DESCRIPTION OF THE TASK: How many lines in the material below contain the string "sprint"? Answer with the number alone.

=== Begin Enclosure ===

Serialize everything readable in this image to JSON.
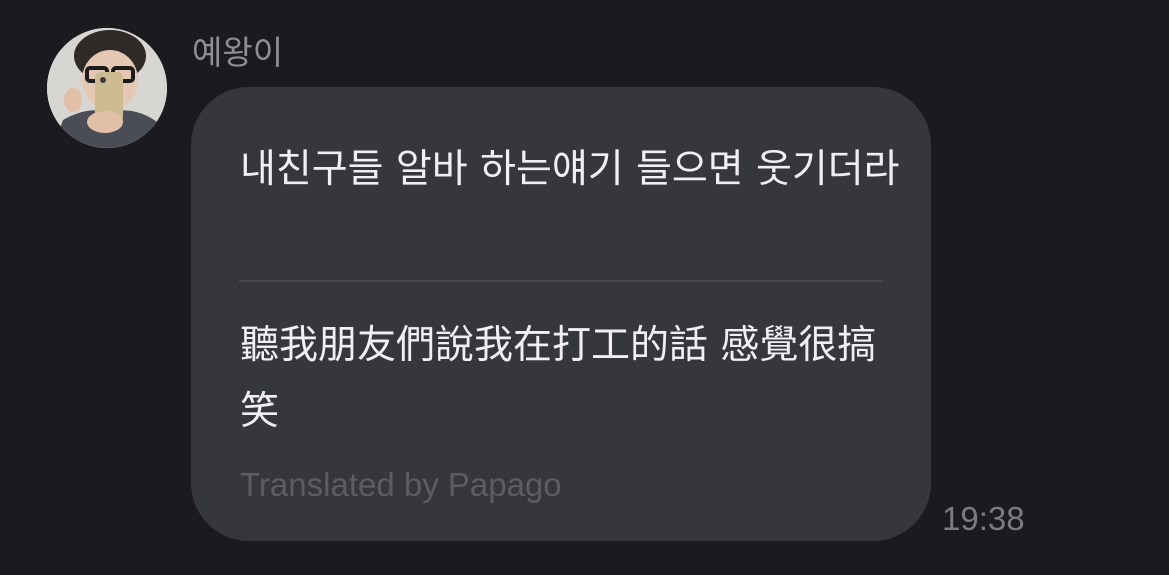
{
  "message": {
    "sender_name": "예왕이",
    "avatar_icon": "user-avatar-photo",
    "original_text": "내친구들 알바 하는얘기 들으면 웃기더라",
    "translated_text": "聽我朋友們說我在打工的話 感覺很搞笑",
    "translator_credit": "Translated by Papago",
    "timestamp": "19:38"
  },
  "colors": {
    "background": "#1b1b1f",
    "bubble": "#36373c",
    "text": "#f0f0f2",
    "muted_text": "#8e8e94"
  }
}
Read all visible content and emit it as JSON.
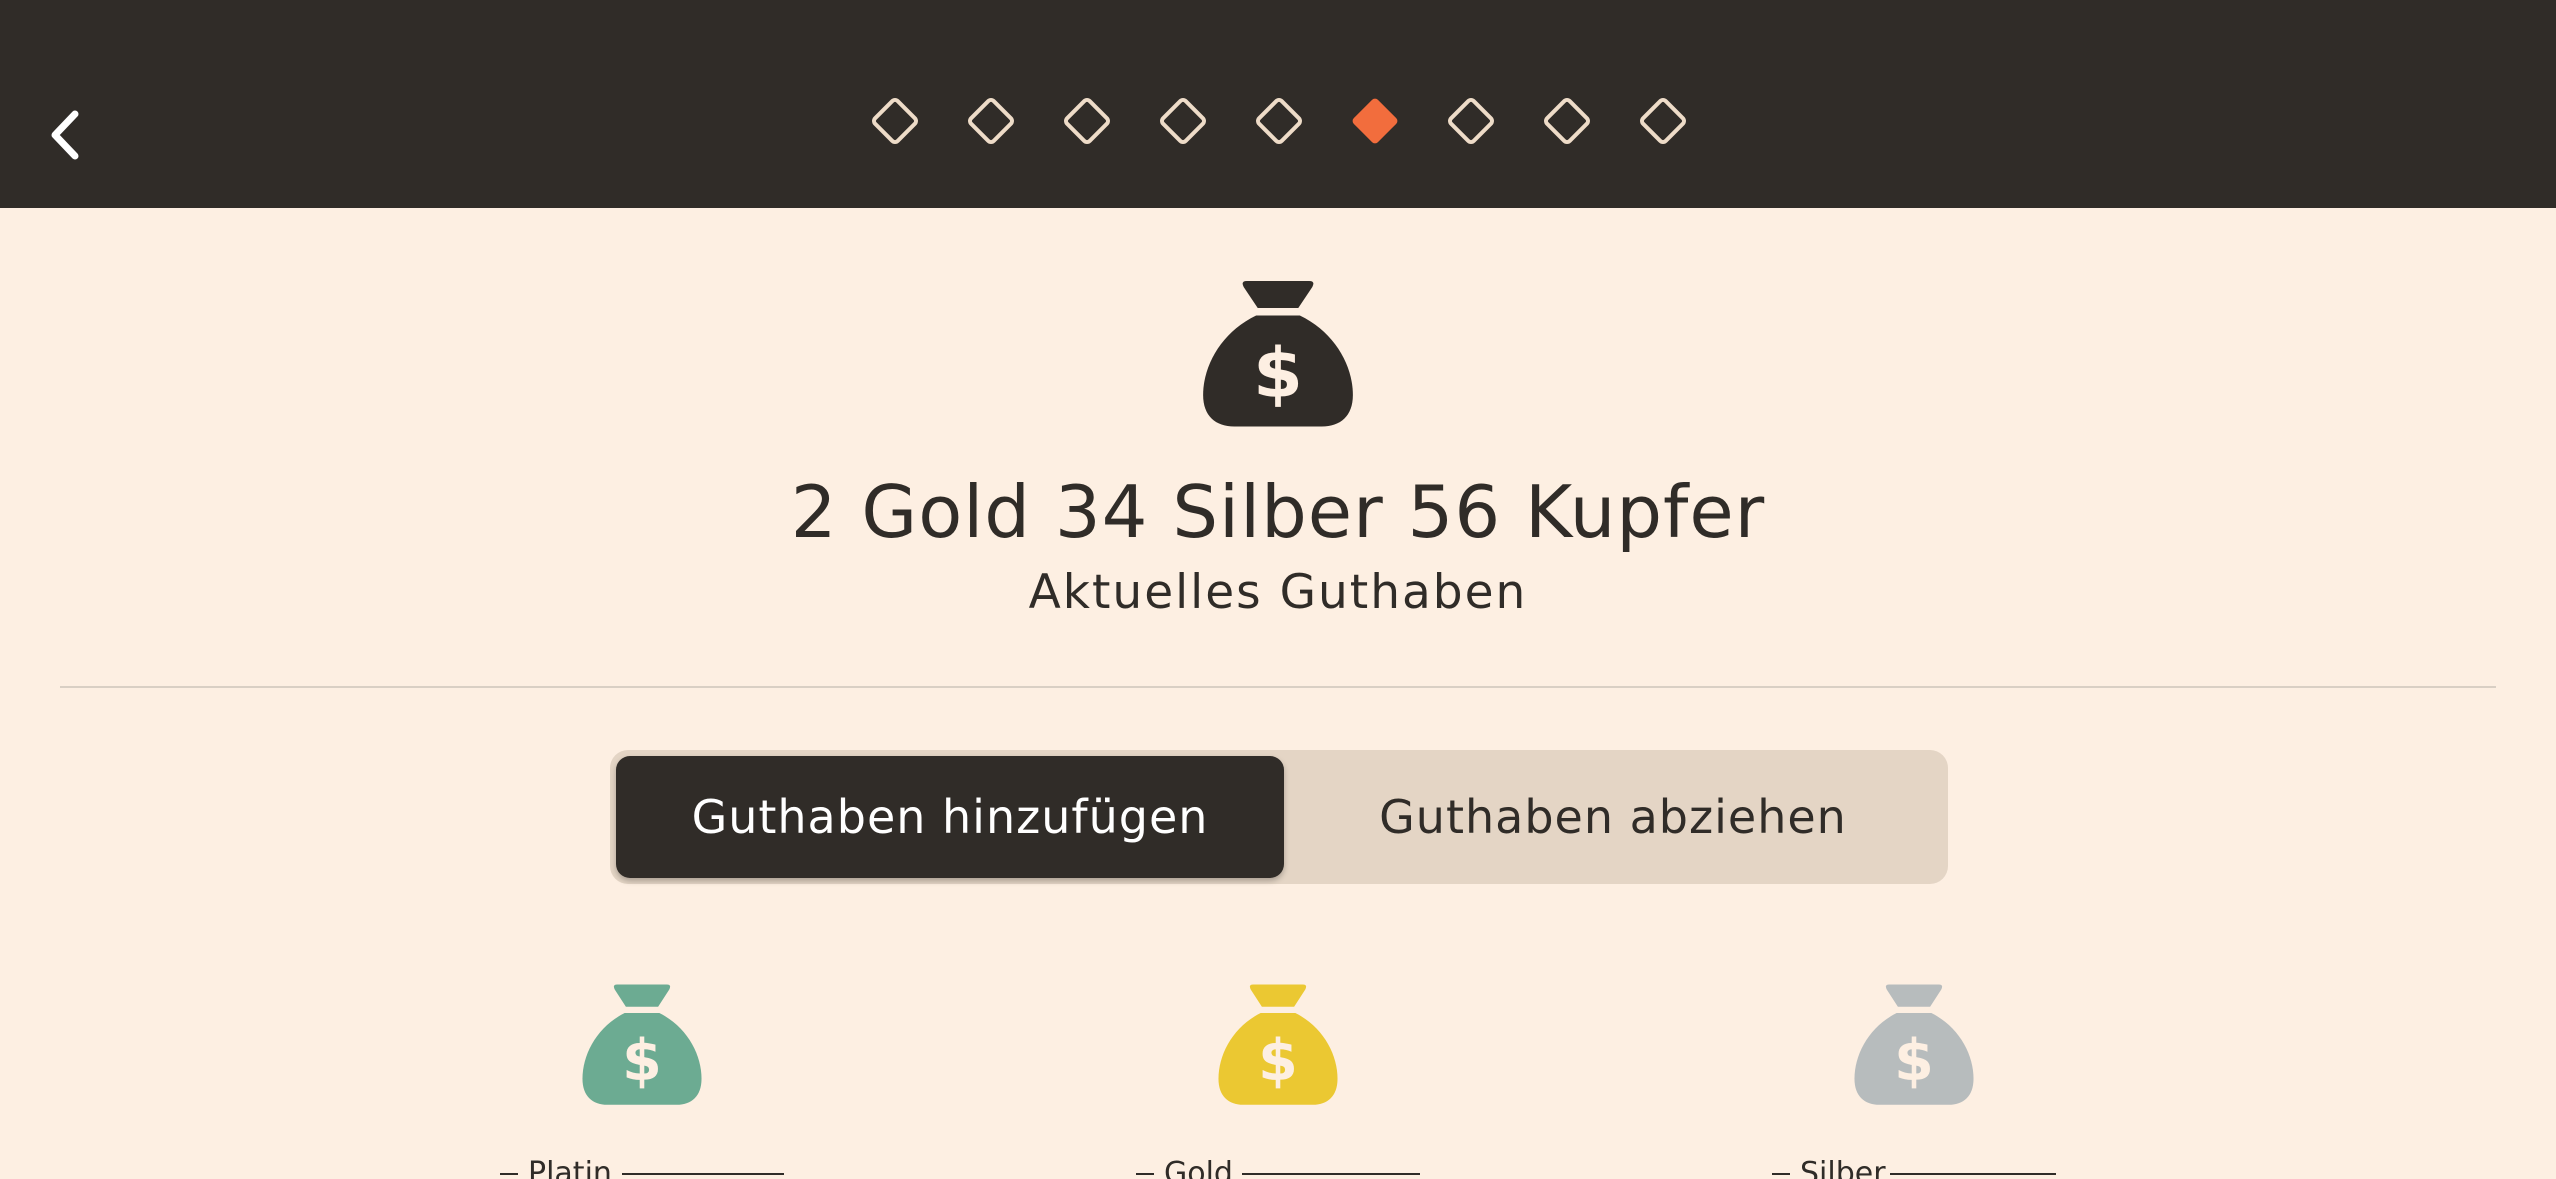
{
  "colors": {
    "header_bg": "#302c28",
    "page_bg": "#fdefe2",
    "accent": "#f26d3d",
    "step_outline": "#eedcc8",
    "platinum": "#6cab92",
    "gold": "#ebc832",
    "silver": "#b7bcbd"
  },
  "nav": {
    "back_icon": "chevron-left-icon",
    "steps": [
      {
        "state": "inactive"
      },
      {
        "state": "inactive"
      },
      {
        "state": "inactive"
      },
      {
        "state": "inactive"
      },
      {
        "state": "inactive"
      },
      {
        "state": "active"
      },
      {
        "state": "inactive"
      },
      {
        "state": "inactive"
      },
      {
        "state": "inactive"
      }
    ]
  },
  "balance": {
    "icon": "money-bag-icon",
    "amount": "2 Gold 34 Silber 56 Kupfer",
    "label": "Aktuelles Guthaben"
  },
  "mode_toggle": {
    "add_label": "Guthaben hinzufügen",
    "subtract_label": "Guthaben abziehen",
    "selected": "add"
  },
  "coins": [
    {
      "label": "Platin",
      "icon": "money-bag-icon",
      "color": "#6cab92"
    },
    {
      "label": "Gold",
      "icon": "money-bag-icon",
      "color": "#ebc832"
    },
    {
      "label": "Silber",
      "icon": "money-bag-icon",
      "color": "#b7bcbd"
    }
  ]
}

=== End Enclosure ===
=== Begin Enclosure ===

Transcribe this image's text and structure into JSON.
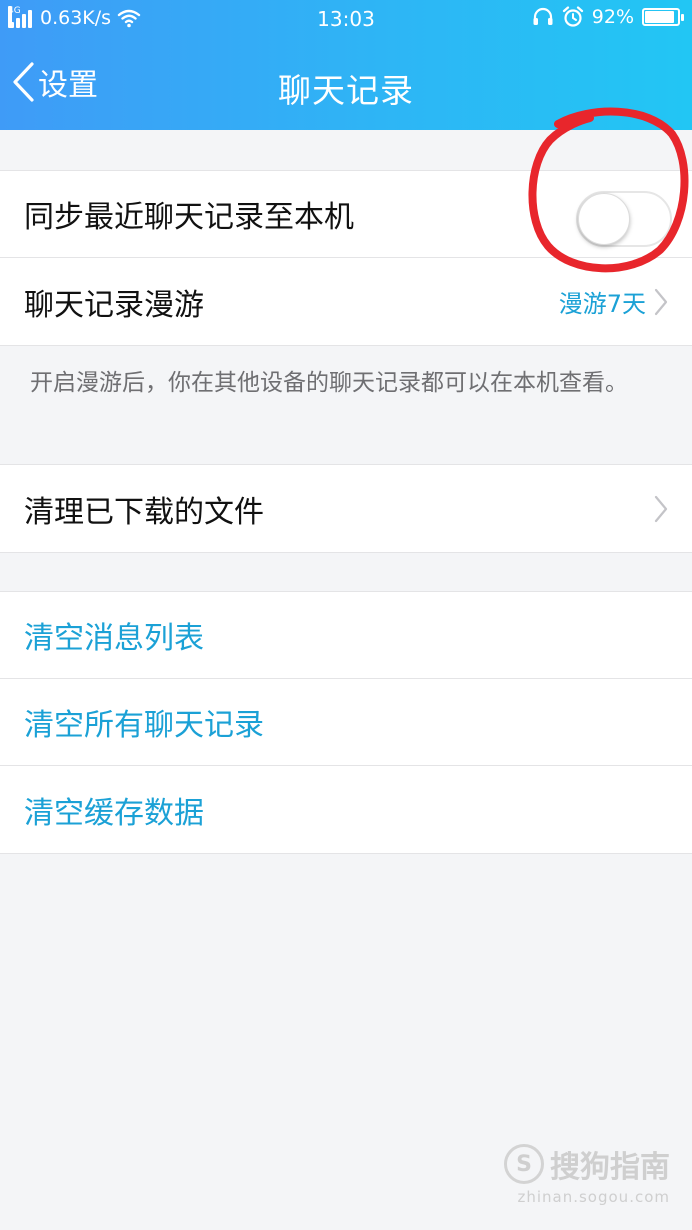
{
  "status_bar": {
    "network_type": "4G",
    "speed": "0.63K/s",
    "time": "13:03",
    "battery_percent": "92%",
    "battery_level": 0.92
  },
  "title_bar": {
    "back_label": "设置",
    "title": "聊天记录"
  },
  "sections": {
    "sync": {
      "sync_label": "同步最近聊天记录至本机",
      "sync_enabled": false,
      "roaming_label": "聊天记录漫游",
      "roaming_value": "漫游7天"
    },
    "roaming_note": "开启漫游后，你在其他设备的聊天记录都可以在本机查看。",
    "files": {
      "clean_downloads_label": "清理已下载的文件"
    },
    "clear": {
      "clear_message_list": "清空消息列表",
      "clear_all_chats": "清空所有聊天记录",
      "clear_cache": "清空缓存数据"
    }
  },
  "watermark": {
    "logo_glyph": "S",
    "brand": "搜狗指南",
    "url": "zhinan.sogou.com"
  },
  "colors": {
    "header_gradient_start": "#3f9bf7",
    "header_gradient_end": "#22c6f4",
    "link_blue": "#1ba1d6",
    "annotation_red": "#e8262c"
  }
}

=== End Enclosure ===
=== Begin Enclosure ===

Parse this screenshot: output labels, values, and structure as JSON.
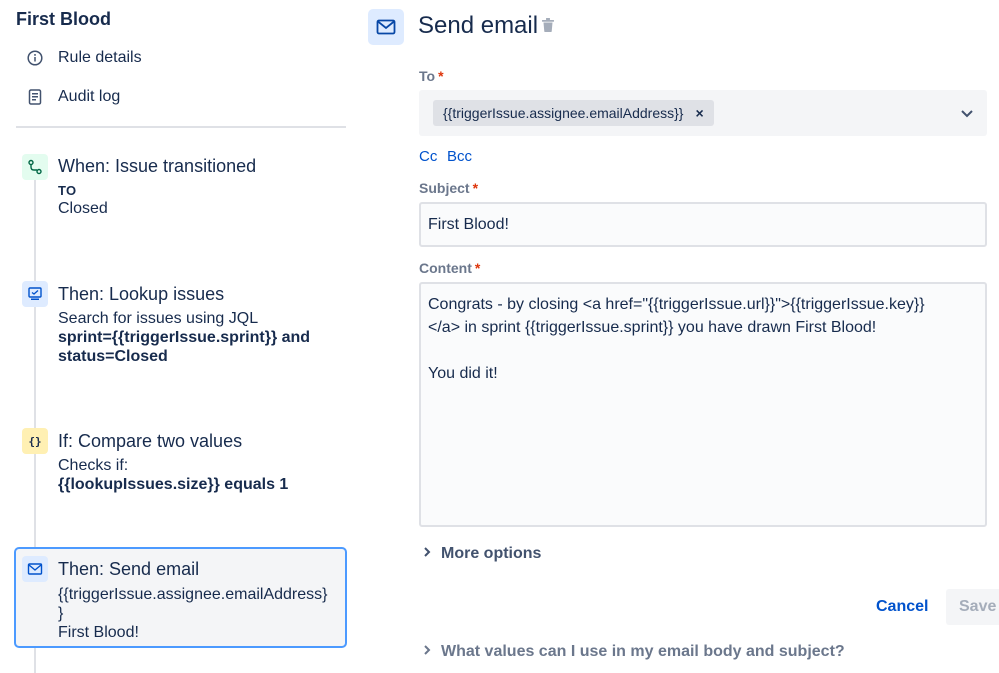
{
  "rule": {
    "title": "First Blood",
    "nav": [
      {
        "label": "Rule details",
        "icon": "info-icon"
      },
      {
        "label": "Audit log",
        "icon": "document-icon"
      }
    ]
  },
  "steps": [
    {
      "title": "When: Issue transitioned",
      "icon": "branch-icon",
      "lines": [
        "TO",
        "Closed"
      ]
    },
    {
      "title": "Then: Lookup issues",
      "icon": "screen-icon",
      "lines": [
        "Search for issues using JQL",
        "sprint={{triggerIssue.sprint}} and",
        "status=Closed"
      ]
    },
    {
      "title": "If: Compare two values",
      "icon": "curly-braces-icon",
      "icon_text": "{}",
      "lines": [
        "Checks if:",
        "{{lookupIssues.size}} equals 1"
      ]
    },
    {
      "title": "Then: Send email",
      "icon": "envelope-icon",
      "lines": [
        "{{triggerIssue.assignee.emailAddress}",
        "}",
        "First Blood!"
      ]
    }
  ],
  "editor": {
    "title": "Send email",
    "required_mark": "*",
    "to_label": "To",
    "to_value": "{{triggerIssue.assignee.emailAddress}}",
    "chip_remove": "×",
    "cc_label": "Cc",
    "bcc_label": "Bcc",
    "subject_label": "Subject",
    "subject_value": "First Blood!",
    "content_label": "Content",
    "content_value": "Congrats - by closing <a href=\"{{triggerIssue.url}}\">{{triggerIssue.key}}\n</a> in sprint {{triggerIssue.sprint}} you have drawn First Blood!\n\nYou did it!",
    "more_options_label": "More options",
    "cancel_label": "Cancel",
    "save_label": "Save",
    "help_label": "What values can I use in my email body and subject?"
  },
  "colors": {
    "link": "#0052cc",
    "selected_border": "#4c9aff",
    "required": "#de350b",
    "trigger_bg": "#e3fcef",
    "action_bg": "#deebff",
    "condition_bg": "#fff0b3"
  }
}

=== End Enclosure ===

ANSWER FOR THIS EXERCISE: 2